Joker James in Tivat

The efforts of our co-founder Alexander Shmelyov made it possible for Alexey Ponomaryov’s band ‘Joker James’ to give a wonderful show in Tivat. Here Alexander shares his impressions about the show

«It’s all like a dream:

There used to be a house,

but now the house is gone»

Joker James, ‘The Good One’

About five years ago, I was at a party where my friends played for me a song by ‘a new artist who you are definitely going to love’. I listened to the song, was impressed by the uncompromising nature of the lyrics, started googling his other songs, which took me on a deep dive into the oeuvre of ‘Joker James’, by the end of which I knew by heart most of their lyrics. Then I realized that the artist was an ex-journalist from ‘Meduza’ with dozens of mutual friends, but I wasn’t able to meet him in Moscow: there were plenty of opportunities, but each time something or other stood in my way… And then, after my move to Montenegro and after the start of the war, I saw a Facebook post by one of our mutual friends with the schedule of a new European tour of ‘Joker James’; the last stop on the itinerary was Belgrade. Right away I left a comment saying that it would be only right for the band to use the opportunity and drive down to us and left a link to Pristanište’s website. It worked. The same day, Alexey Ponomaryov got in touch with me, we discussed the logistical issues and practical arrangements, and the date was set.

But the closer the date was, the more worried I became. ‘Maybe only I like these songs, and other people would hate them? Maybe these songs didn’t age well and would now ring false? What if no one shows up? It’s not a massively popular artist (2500 subscribers on their Youtube channel), and Montenegro is not a big country. How many people here have even heard his name?’ My optimism was also dampened by the weather forecast (rain) and the ongoing crisis with the ferry that would make it harder for people from the other side of the Bay of Kotor to get to Tivat…

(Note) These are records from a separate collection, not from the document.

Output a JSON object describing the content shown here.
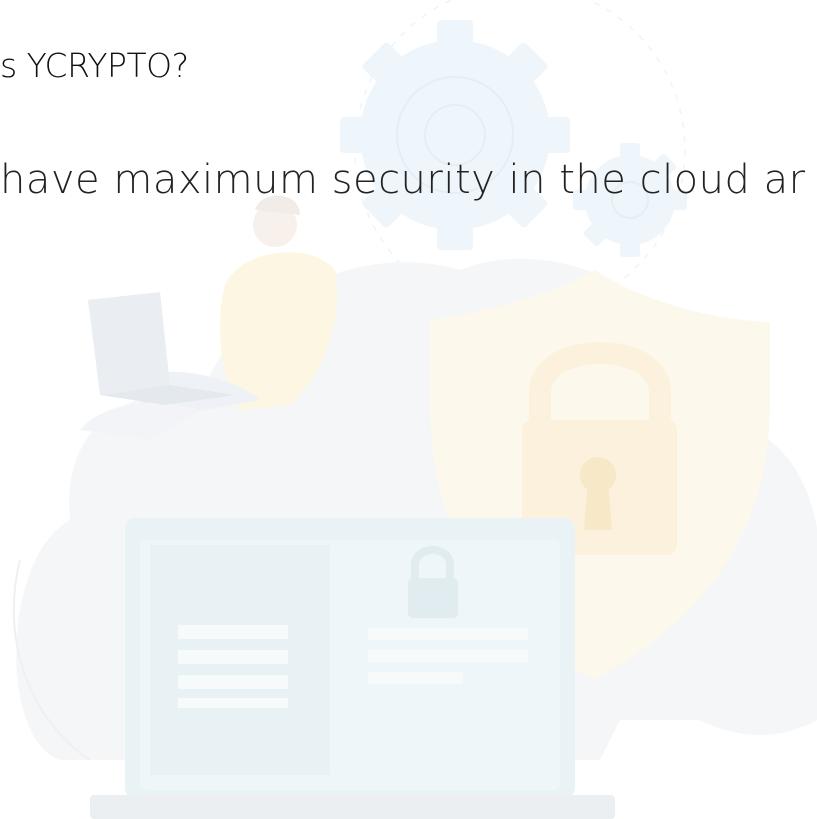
{
  "heading": {
    "text": "s YCRYPTO?"
  },
  "subtext": {
    "text": "have maximum security in the cloud ar"
  },
  "illustration": {
    "description_icons": [
      "cloud-icon",
      "gear-icon",
      "shield-icon",
      "padlock-icon",
      "laptop-icon",
      "person-icon"
    ],
    "colors": {
      "cloud": "#f4f6f8",
      "gear": "#eef6fb",
      "shield": "#fdf8ec",
      "padlock": "#fbf1dc",
      "laptop_screen": "#eef6f9",
      "person_shirt": "#fdf6e3"
    }
  }
}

The anxiety rose even higher before the very beginning of the show, when the sound check was virtually derailed by local kids who started hurling stones and water-filled condoms at us (I don’t think the kids had anything against us in particular, they were just bored this Sunday night, and some people singing songs in a foreign language seemed to them a nice distraction). Anyway, right until the very start of the show the situation remained quite tense.

But almost after the first note it became clear: all these anxieties were unwarranted! At first, the audience — the venue was filled to capacity — remained seated and was orderly; but soon they were on their feet, dancing, singing along, while ‘Joker James’ were warming them up, alternating between new and old songs. I don’t know why Alexey calls his style ‘a mix of hip-hop and indie rock’. To my layman’s eyes, it’s good old punk rock, complete with uncompromising, politically charged lyrics.

After two and a half hours the tired performers tried to end the show. But the audience wouldn’t let them go, demanding more songs. So it happened that the last songs were accompanied by loud yelling, car horns, and gunshots from the streets — it was the very moment when the results of the second round of the Montenegrin presidential elections were finalized, and it transpired that Milo Dzukanovic, who had effectively ruled the country since 1991, was finally ousted by his younger opponent, Yakov Milatovic. So, in a sense, the show did go on — in the streets of the cities and towns of Montenegro. In any case, the mood and vibe were very similar.